employees and revenues in the high six figures--and Schweid counts
among his clients most of the world's top players. They demand
everything from standard string jobs to racket customization, a
labor-intensive process that can cost hundreds of dollars per
Before customizing, Schweid watches his clients hit balls with
the model they're paid to endorse. After analyzing the players'
strokes and receiving their input, he uses software and hardware
he has patented to make slight alterations in the length, weight
and balance of the racket. He then sends the specs back to the
racket company so that Head, for instance, knows exactly how to
set up the titanium model that Thomas Enqvist uses so that
Schweid can modify it. "These players are like artists," he says.
"They may waffle about buying a car, but with their racket they
know immediately whether it's right or it's wrong."
With the precision of a virtuoso tuning an Amati, Schweid has a
sixth sense for adjusting tension based on the surface of the
court, weather conditions, even the brand of ball being used.
Five years ago the USTA contracted his company to provide
stringing for the entire field during the Open. The biggest
challenge is catering to players' idiosyncrasies. Andre Agassi,
who takes Schweid or one of Schweid's stringers with him to every
tournament, requires that his rackets be strung the same day as
his matches. When Agassi is assigned an early court time, Schweid
is on the job at 3 or 4 a.m.
Perhaps no player demands as much personalized attention as Mark
Philippoussis, who requests that his graphite Dunlops be strung
at the ridiculously high tension of 85 pounds. What's more, he
demands that each racket he uses be strung fresh for every match
and practice. Often at practice he'll use just one of his two or
three rackets, and Schweid will then clip away roughly $250 worth
of unused string. "For me, it's worth it," says Philippoussis,
who has earned $4.5 million in prize money for his career. "If I
wanted to cut costs, the last place I would do it is in my
racket. This is what I need to make a living."
Throughout the Open, players will break strings during a match,
summon a court attendant to deliver the racket to Schweid and
hope he can work his magic by the next changeover. During a night
match between Michael Chang and Carlos Moya several years ago,
both players needed string jobs during a crucial juncture.
Desperate to give both players their rackets at the same
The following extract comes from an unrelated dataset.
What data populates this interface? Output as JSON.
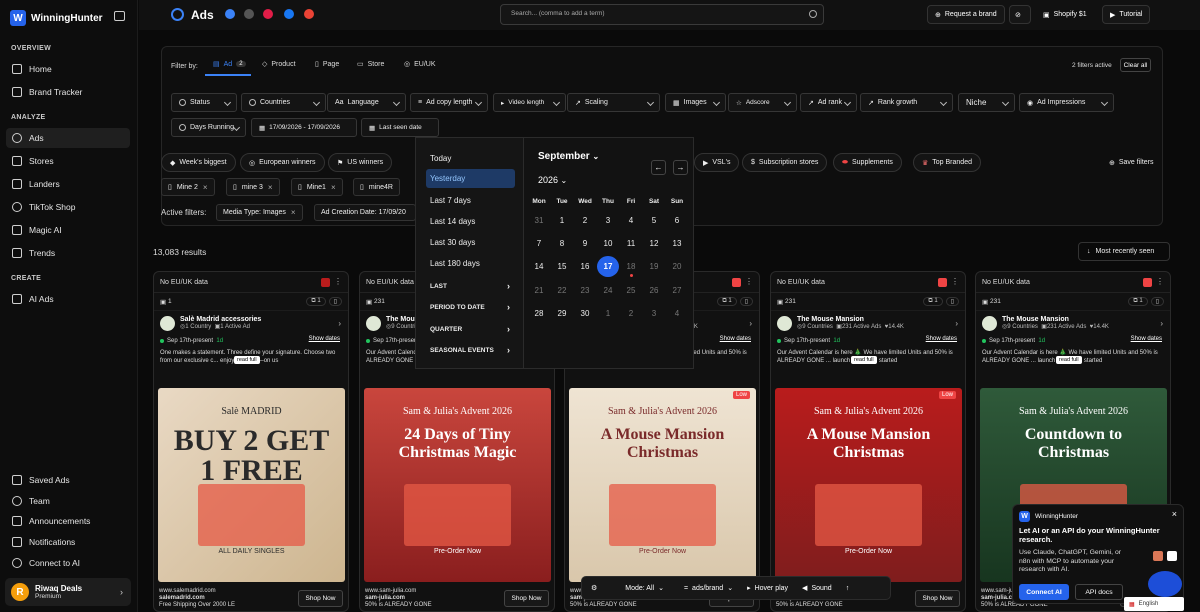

time--lest one have an advantage--Schweid and another employee
raced to finish the jobs. Both rackets were prepared in less than
10 minutes, a tournament record.
Schweid had hopes of being a big-time tennis player but figures
that working under Stadium Court is the next best thing to
working on it. The drawbacks? Aside from the time away from his
wife, Judd, and their seven-year-old daughter, Mimi, there are
the constant requests for tickets from family and friends.
"Everyone hits me up," Schweid sighs, thumbing through a small
pile of tickets on the desk of his makeshift office. When those
run out, rest assured he can pull some strings.